Element data from apps and pages:
☆ ☆ ☆ ☆
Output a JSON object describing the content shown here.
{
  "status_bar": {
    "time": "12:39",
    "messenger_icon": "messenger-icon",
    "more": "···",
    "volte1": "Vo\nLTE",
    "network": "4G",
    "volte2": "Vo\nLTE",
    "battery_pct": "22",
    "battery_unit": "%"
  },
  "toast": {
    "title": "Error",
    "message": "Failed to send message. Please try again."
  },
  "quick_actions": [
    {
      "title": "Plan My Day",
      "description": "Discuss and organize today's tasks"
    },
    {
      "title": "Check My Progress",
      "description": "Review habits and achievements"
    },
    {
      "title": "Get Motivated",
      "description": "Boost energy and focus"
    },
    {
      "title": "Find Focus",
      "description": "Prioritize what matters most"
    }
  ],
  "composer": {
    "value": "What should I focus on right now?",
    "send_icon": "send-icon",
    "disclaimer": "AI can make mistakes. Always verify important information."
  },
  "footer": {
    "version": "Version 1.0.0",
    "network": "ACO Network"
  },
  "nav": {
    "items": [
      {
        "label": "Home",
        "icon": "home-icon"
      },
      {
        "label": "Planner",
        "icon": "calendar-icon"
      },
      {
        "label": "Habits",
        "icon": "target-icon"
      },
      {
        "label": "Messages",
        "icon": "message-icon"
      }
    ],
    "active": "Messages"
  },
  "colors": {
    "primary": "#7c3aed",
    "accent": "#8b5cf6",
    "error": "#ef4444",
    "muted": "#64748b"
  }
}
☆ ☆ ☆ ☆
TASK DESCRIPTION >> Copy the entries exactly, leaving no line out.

TASK RESULT >>
Output a JSON object describing the content shown here.
{
  "status_bar": {
    "time": "12:39",
    "messenger_icon": "messenger-icon",
    "more": "···",
    "volte1": "Vo\nLTE",
    "network": "4G",
    "volte2": "Vo\nLTE",
    "battery_pct": "22",
    "battery_unit": "%"
  },
  "toast": {
    "title": "Error",
    "message": "Failed to send message. Please try again."
  },
  "quick_actions": [
    {
      "title": "Plan My Day",
      "description": "Discuss and organize today's tasks"
    },
    {
      "title": "Check My Progress",
      "description": "Review habits and achievements"
    },
    {
      "title": "Get Motivated",
      "description": "Boost energy and focus"
    },
    {
      "title": "Find Focus",
      "description": "Prioritize what matters most"
    }
  ],
  "composer": {
    "value": "What should I focus on right now?",
    "send_icon": "send-icon",
    "disclaimer": "AI can make mistakes. Always verify important information."
  },
  "footer": {
    "version": "Version 1.0.0",
    "network": "ACO Network"
  },
  "nav": {
    "items": [
      {
        "label": "Home",
        "icon": "home-icon"
      },
      {
        "label": "Planner",
        "icon": "calendar-icon"
      },
      {
        "label": "Habits",
        "icon": "target-icon"
      },
      {
        "label": "Messages",
        "icon": "message-icon"
      }
    ],
    "active": "Messages"
  },
  "colors": {
    "primary": "#7c3aed",
    "accent": "#8b5cf6",
    "error": "#ef4444",
    "muted": "#64748b"
  }
}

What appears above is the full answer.